Rapid City Fire Department
WHILE YOU WERE SLEEPING PT. 2
As we begin our morning, our days, our week, some are just getting off work. They’re finishing a long night to make the rest of our week a little safer. These are the people we’re focusing on. NewsCenter1’s Megan Murat gives us a look at what goes on while you’re sleeping.
RAPID CITY, S.D. – You may see them at your worst times, but they’re always there to help. The Rapid City Fire Department works tirelessly, day and night, to keep people safe.
By the time folks are winding down from their day, the men and women of the fire department still have the other half of their 24-hour shift to go. Between calls, they’re getting ready for the next one.
“For 24 hours you’re getting hammered, doing a lot of work,” said Robert Thompson, firefighter and paramedic. “We’re firefighters first and foremost, so we have to have that knowledge of being a firefighter.”
That means working out every day and training well into the night.
“Sometimes we work up until 9, 10 o’clock at night,” said Thompson.
Calls during the night include more than just fires.
“We don’t have a fire every single day,” said Lt. Jim Bussell, public information officer, firefighter and paramedic with the RCFD. “Hopefully what you’ve seen tonight is we do a lot of other things in the community: medical calls, vehicle crashes and carbon monoxide calls.”

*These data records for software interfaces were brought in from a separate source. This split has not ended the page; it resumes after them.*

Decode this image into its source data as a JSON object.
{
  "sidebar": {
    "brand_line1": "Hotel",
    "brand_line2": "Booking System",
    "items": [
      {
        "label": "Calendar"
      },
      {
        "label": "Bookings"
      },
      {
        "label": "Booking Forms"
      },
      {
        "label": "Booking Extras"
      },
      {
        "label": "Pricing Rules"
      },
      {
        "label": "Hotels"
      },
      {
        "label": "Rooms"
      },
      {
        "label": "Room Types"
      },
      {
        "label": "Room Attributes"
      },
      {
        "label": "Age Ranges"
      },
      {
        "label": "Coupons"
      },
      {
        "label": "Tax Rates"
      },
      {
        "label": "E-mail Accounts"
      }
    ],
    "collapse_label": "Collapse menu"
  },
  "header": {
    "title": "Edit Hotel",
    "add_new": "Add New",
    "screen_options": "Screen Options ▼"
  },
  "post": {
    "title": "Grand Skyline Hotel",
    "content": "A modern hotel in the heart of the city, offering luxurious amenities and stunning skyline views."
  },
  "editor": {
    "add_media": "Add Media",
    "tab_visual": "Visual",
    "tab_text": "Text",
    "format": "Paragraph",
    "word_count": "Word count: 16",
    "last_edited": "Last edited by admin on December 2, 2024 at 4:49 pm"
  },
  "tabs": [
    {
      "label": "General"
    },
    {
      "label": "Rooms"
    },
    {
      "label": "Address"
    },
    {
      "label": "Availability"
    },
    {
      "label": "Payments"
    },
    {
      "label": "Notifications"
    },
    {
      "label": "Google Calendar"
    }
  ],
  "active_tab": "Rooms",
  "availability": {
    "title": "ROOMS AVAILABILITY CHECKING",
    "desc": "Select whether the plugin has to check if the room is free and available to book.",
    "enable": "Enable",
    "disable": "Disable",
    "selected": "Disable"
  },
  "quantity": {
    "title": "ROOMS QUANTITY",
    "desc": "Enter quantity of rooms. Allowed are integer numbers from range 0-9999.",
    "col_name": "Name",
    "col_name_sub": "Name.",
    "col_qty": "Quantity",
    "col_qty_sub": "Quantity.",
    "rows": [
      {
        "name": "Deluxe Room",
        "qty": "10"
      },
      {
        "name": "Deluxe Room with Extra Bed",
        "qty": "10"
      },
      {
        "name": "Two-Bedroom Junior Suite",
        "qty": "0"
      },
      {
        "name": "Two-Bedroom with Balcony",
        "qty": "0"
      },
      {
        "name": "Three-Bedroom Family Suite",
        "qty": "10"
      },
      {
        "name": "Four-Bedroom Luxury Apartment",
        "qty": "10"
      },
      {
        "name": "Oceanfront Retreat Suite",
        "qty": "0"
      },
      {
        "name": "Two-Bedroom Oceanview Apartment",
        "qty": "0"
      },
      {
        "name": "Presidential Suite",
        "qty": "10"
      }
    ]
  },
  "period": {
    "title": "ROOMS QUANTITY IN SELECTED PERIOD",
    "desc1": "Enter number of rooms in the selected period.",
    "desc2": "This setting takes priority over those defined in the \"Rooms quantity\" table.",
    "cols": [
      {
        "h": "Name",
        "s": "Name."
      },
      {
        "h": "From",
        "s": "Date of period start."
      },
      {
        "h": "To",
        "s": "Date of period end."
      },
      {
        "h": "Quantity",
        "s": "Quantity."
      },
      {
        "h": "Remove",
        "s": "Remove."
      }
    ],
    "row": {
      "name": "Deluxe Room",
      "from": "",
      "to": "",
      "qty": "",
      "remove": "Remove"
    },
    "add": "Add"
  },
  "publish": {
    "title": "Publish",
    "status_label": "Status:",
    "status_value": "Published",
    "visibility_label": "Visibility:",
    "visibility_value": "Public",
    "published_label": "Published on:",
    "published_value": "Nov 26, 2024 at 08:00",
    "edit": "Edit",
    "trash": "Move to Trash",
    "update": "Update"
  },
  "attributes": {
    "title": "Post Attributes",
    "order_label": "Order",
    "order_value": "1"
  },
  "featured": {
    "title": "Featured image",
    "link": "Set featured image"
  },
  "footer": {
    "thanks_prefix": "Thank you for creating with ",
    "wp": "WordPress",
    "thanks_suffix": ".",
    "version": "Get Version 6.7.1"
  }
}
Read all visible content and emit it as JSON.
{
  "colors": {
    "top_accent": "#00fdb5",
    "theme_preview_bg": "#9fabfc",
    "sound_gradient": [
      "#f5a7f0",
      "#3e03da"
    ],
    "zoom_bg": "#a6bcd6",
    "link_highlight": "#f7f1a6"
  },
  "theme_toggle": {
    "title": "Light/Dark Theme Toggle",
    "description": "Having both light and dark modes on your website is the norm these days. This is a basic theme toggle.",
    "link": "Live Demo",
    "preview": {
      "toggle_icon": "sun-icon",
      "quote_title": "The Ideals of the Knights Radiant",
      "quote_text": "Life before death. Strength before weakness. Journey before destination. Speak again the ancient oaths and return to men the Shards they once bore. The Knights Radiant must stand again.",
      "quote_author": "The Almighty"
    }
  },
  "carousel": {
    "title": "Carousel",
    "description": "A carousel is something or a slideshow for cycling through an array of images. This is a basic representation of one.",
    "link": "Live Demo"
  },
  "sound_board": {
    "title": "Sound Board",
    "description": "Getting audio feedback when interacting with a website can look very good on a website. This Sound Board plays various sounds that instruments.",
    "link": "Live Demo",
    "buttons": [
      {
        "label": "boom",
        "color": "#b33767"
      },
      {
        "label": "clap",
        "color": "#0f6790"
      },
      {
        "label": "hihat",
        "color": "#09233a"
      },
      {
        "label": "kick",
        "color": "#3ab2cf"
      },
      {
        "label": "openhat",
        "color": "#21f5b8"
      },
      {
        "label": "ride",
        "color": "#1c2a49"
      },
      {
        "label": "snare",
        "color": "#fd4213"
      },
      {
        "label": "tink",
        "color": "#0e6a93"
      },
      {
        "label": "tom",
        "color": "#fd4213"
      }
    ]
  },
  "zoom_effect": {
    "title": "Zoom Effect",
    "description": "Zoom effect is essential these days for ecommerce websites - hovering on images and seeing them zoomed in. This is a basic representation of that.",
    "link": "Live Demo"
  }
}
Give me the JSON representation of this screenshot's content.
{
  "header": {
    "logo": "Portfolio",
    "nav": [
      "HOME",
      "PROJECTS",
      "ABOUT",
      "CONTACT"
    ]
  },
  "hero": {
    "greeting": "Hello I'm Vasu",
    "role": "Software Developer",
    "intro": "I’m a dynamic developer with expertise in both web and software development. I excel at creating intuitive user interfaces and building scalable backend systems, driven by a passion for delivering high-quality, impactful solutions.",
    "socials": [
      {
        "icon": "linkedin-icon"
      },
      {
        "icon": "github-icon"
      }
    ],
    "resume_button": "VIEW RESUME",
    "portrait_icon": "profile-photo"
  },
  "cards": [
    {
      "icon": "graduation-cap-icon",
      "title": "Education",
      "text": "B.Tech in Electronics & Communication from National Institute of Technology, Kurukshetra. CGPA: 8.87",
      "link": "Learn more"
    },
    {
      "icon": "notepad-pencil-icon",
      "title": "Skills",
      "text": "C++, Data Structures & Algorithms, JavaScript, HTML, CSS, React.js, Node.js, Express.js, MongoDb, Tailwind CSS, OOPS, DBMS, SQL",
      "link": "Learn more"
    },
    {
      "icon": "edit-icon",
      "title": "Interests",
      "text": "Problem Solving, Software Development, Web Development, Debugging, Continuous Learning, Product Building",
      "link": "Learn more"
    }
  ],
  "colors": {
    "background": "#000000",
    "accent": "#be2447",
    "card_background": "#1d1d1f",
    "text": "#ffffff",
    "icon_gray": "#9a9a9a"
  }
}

From training on ladders, the department responded to a medical transfer call.
“Somebody who went to Sioux San clinic needs to go to Regional Hospital for a higher level of care, so we’ve got an ambulance going over to transfer them,” said Bussell.
One team, stationed at the Central States Fair rodeo, makes sure staff and riders have on-site medical treatment if needed.
As soon as the call came in, a firetruck and ambulance made their way to the home, deploying every member to handle a different task.
“Everybody has a role, has a job,” said Bussell. “Everyone knows what their job is and performs it quickly.”
Firefighter and Paramedic Ryan Marcks said, “We all work together on a day-to-day basis. We all work very well together.”
Regardless of the outcome of a call, good or bad, it’s always moving forward, getting ready for the next call.
“We’re there to make someone’s worst day a little bit better if we can,” said Marcks.
Firefighter and Paramedic Ethan Esposti said “it can be stressful sometimes. But at the same time, we get two days off that we get to go home and be with our families, rest up and get back at it.”
Marcks enjoys the pace of downtown. “I enjoy staying busy. It’s called the night train, so it makes for long next days off.”
In total, the department answered 66 calls for service throughout their 24 hours on duty.
Tuesday, Oct. 9 – Logistics Readiness Squadron, Ellsworth AFB
Wednesday, Oct. 10 – Rapid City Fire Department
Thursday, Oct. 11 – Rapid City Police Department
Friday, Oct. 12 – National Weather Service, Rapid City office